Base of the stairs – there’s 10? 15? feet of gravel and rip-rap underneath that bottom stair.
- The slope is made of mineral soil mixed with ball bearings. My hunch is that with the significant weight of stone steps and no bedrock in sight, stone stairs would eventually slump into the hillside. Wood stairs with stringers should float on the surface.
- Wood stairs facilitate rebar anchors. Every tread and stringer has multiple 5′ lengths of rebar hanging into that slope. There wouldn’t be an easy way to anchor that much stone.
- Small crew size, and delegate-able tasks. In fact, for most of the build, the crew size was… me. I’m very lucky to get occasional busloads of helpers from Boulder County Justice Services. It worked well – I didn’t have to train anybody: me build, you haul timbers.
And if you’ve read this far, you deserve to know that the Rattlesnake Gulch trail is open. Get out and hike/ride it quick – fall weather like we’re having makes it one of the best trails on the front range.

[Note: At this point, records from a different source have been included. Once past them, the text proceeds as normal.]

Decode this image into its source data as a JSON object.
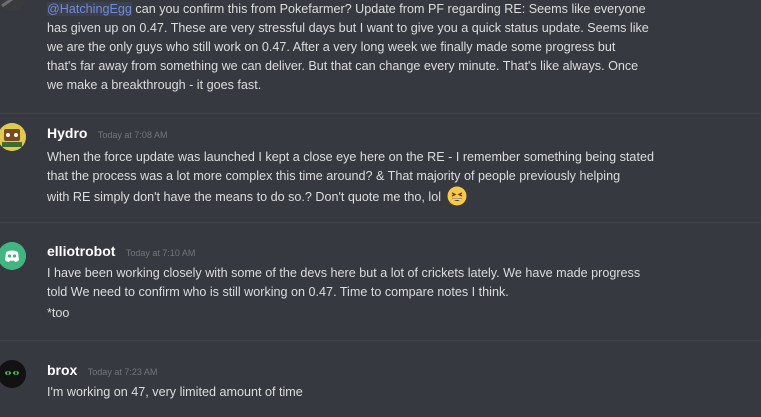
{
  "messages": [
    {
      "mention": "@HatchingEgg",
      "lines": [
        " can you confirm this from Pokefarmer? Update from PF regarding RE:   Seems like everyone",
        "has given up on 0.47. These are very stressful days but I want to give you a quick status update. Seems like",
        "we are the only guys who still work on 0.47. After a very long week we finally made some progress but",
        "that's far away from something we can deliver. But that can change every minute. That's like always. Once",
        "we make a breakthrough - it goes fast."
      ]
    },
    {
      "username": "Hydro",
      "timestamp": "Today at 7:08 AM",
      "lines": [
        "When the force update was launched I kept a close eye here on the RE - I remember something being stated",
        "that the process was a lot more complex this time around? & That majority of people previously helping",
        "with RE simply don't have the means to do so.? Don't quote me tho, lol"
      ],
      "emoji": "grinning-squinting-face"
    },
    {
      "username": "elliotrobot",
      "timestamp": "Today at 7:10 AM",
      "lines": [
        "I have been working closely with some of the devs here but a lot of crickets lately. We have made progress",
        "told We need to confirm who is still working on 0.47. Time to compare notes I think.",
        "*too"
      ]
    },
    {
      "username": "brox",
      "timestamp": "Today at 7:23 AM",
      "lines": [
        "I'm working on 47, very limited amount of time"
      ]
    }
  ],
  "colors": {
    "background": "#36393f",
    "mention": "#7289da",
    "discord_blurple": "#7289da"
  }
}
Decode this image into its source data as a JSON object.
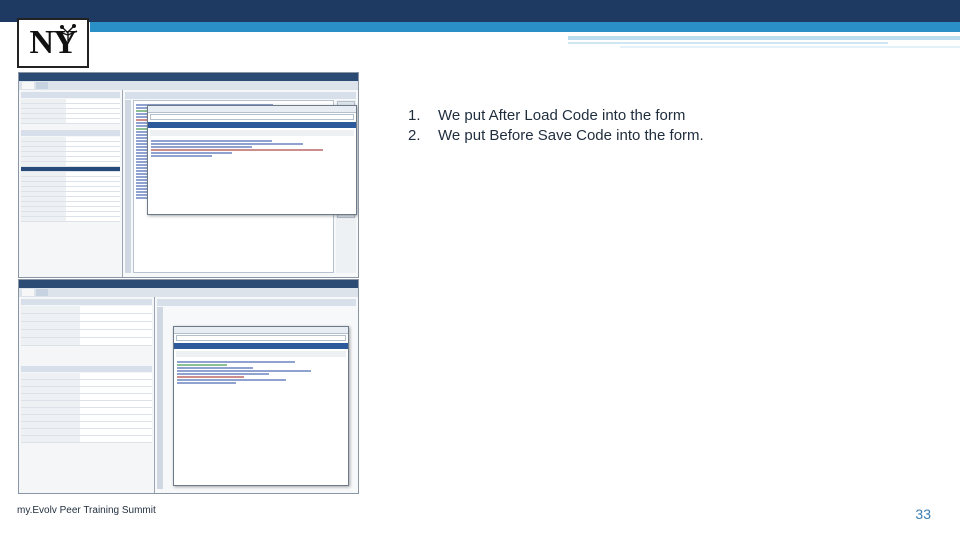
{
  "logo": {
    "text": "NY"
  },
  "notes": [
    {
      "num": "1.",
      "text": "We put After Load Code into the form"
    },
    {
      "num": "2.",
      "text": "We put Before Save Code into the form."
    }
  ],
  "footer": {
    "text": "my.Evolv Peer Training Summit"
  },
  "page_number": "33",
  "colors": {
    "banner_dark": "#1e3a63",
    "banner_light": "#2a8fc7",
    "page_number": "#3a7db1"
  }
}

And if you’re looking for more incessant chattering, here’s a copy of the bulletin pictured next to the stairs.
September 28, 2014
Saw this over at John Shaw-Rimmington’s blog this morning:
This work is stunning. The backstory is that the waller, Sean Donnelley, did this all with a very limited source of rock available on site. I can’t tell you how many times I’ve had the humbling experience of walking up to a bunch of rock, thinking “hey, I’ll build a wall with what’s here”, and a few days later realizing that I only succeeded in slightly rearranging some rocks and inventing new curse words.
I’ve had plenty of time recently to reflect on hubris – my own and others’ – with regards to walling. It is very easy for the uninitiated (and incurious) to imagine that building with stone is trivially easy. “How hard could that be?” “It’s just stacking rocks. Whatever. “If I had that rock, I could have built that wall.” I think Mr. Donnelley’s work blows that kind of narcissistic thinking out of the water.